[Start of section]

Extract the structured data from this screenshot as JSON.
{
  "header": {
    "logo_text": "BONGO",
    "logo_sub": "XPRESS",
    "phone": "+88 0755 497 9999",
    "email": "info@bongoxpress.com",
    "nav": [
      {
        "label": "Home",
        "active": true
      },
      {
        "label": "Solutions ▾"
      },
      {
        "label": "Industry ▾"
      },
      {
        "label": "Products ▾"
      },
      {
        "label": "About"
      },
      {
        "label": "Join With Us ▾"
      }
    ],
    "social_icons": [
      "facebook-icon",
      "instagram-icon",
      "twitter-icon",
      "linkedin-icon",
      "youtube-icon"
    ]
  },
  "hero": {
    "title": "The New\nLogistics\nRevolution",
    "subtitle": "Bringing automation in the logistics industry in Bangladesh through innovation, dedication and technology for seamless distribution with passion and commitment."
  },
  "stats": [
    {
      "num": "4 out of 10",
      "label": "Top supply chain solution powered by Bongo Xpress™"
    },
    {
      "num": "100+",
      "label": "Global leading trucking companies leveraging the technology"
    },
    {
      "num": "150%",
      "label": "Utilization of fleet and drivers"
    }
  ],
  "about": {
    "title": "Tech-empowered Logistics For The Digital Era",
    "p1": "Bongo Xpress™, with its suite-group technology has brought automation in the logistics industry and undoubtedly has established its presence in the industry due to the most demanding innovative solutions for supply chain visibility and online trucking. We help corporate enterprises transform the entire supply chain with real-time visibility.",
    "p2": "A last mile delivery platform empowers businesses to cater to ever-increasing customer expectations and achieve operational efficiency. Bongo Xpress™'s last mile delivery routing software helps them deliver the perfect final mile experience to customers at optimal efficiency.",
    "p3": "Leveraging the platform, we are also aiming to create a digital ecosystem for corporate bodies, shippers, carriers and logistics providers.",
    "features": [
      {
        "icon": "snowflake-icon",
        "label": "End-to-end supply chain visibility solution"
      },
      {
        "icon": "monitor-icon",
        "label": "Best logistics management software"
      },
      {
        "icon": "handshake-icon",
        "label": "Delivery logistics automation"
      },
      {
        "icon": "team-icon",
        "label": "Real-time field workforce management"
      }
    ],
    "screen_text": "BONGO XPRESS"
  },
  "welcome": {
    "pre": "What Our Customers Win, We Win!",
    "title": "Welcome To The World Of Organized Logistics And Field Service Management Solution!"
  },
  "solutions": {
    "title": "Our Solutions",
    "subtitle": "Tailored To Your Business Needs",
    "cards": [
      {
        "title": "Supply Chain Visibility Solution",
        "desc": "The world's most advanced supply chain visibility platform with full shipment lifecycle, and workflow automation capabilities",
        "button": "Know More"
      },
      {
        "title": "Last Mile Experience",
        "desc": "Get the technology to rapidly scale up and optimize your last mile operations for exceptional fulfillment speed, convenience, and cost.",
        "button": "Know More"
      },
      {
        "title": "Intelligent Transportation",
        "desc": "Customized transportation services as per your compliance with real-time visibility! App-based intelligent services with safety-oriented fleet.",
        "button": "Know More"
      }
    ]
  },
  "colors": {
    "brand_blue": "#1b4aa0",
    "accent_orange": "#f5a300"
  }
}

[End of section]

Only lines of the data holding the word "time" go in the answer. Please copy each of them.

Answer section:
    "p1": "Bongo Xpress™, with its suite-group technology has brought automation in the logistics industry and undoubtedly has established its presence in the industry due to the most demanding innovative solutions for supply chain visibility and online trucking. We help corporate enterprises transform the entire supply chain with real-time visibility.",
        "label": "Real-time field workforce management"
        "desc": "Customized transportation services as per your compliance with real-time visibility! App-based intelligent services with safety-oriented fleet.",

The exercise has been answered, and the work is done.